(Directions for this task)
Say how many lines in the entries contain "Straße", giving only the number.

(App and web page records)
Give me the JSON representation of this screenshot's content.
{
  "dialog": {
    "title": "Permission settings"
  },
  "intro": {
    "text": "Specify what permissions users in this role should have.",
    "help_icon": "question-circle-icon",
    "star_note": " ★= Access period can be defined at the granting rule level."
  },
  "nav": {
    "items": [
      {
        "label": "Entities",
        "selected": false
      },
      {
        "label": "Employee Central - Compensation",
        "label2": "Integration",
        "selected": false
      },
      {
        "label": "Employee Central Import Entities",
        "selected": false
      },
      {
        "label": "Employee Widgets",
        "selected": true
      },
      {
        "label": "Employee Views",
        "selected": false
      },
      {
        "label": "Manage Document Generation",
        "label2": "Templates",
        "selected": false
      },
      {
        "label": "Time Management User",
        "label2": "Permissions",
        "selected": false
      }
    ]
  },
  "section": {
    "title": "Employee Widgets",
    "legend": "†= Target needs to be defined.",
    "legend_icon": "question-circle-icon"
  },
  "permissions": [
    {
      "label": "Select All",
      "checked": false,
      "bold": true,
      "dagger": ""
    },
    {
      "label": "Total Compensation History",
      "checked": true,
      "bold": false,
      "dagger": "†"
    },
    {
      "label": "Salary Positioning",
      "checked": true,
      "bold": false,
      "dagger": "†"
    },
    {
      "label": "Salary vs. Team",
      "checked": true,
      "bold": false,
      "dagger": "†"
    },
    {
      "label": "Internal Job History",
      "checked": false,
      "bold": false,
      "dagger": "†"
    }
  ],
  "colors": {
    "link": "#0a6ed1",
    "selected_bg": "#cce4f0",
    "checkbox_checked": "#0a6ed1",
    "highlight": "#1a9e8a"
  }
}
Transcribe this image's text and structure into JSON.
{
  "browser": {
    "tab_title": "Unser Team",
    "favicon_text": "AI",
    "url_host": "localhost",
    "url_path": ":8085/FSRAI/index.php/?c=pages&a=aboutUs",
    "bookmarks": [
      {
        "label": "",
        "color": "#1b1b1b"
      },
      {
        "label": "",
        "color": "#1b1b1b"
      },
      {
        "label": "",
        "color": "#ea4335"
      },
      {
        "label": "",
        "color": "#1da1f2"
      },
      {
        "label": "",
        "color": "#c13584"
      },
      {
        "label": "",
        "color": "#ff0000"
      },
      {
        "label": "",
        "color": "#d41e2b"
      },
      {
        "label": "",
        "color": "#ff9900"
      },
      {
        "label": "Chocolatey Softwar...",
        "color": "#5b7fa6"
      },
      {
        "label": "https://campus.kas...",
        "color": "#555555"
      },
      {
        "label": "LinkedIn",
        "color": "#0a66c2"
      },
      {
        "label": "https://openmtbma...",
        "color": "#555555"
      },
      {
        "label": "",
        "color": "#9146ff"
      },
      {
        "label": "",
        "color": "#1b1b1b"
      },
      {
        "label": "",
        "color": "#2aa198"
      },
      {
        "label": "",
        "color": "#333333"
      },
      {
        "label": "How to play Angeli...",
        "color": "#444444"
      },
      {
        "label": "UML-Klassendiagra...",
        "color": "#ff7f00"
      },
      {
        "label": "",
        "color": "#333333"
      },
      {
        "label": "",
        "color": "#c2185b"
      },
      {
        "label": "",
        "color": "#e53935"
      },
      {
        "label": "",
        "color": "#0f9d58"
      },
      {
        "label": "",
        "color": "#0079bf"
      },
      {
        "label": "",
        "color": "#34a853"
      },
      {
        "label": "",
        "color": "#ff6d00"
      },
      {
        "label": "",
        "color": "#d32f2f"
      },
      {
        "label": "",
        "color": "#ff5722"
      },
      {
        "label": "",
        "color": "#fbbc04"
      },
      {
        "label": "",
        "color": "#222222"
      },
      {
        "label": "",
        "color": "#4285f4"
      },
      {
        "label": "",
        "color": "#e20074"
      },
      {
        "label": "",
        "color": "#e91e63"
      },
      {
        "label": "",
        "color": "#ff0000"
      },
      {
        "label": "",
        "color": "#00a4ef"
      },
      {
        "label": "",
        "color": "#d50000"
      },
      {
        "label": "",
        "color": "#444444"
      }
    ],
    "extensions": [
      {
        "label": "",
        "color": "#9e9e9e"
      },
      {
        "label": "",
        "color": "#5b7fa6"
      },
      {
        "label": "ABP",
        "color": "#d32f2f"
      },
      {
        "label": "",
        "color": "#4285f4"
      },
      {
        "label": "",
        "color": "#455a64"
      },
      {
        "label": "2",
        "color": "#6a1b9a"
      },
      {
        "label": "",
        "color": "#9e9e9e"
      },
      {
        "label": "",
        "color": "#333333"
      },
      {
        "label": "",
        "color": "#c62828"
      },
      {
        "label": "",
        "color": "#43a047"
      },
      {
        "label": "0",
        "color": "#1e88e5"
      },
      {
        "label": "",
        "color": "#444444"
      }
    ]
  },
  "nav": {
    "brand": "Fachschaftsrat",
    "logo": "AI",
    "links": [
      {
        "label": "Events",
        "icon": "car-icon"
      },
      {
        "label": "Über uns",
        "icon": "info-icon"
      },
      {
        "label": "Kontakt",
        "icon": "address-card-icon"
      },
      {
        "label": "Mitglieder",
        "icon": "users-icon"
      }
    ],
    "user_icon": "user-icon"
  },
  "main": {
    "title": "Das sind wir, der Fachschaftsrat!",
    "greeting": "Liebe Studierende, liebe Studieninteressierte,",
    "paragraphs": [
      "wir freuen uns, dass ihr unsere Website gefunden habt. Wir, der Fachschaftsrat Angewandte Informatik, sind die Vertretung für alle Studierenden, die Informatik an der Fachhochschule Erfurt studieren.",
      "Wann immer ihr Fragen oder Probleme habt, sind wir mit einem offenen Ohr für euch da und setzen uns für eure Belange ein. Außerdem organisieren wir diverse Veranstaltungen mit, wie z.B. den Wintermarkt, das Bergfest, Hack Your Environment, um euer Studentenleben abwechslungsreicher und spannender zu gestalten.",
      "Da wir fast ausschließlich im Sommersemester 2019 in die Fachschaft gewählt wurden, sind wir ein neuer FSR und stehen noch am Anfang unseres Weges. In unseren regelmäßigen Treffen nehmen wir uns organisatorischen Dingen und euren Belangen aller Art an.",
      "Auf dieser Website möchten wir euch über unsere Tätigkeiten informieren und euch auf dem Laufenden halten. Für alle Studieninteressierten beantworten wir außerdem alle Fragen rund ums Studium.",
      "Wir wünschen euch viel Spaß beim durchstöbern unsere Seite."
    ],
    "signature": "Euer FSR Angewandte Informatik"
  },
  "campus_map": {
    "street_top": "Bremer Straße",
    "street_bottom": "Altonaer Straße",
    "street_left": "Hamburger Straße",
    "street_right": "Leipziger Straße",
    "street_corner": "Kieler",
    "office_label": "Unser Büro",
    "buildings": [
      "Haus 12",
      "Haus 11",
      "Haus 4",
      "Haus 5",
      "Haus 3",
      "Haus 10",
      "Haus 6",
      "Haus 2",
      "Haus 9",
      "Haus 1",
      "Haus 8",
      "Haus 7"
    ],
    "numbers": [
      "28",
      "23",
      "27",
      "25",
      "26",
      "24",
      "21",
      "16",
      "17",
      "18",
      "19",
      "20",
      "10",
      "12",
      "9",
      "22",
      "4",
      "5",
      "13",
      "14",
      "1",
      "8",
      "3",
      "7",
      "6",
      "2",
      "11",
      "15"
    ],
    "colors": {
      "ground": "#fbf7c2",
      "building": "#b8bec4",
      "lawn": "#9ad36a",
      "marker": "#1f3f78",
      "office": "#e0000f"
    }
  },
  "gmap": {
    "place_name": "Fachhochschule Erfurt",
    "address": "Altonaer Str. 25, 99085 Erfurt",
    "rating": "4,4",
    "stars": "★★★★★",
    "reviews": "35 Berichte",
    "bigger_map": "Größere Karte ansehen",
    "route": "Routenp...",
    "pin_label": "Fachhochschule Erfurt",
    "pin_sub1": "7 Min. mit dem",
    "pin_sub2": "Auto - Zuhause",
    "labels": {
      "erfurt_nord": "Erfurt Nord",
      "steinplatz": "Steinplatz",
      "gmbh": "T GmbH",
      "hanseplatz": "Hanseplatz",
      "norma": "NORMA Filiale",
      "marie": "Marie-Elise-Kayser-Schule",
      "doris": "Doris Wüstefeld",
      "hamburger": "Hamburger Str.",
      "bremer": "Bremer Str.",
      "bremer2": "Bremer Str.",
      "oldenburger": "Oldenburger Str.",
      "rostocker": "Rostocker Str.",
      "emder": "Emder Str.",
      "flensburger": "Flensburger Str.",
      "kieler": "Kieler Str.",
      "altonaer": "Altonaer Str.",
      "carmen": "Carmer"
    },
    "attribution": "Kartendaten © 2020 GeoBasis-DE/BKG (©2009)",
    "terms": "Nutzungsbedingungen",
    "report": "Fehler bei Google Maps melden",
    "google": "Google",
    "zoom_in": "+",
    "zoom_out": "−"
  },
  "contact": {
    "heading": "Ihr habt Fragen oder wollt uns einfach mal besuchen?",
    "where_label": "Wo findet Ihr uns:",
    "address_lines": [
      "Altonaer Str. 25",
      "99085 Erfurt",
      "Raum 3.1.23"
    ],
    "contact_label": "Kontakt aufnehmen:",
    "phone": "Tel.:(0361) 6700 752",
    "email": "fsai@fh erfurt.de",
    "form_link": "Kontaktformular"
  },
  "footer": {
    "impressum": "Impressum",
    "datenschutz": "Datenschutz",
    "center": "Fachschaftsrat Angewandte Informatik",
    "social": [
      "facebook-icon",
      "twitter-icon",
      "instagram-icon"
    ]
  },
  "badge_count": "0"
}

(Finished task)
4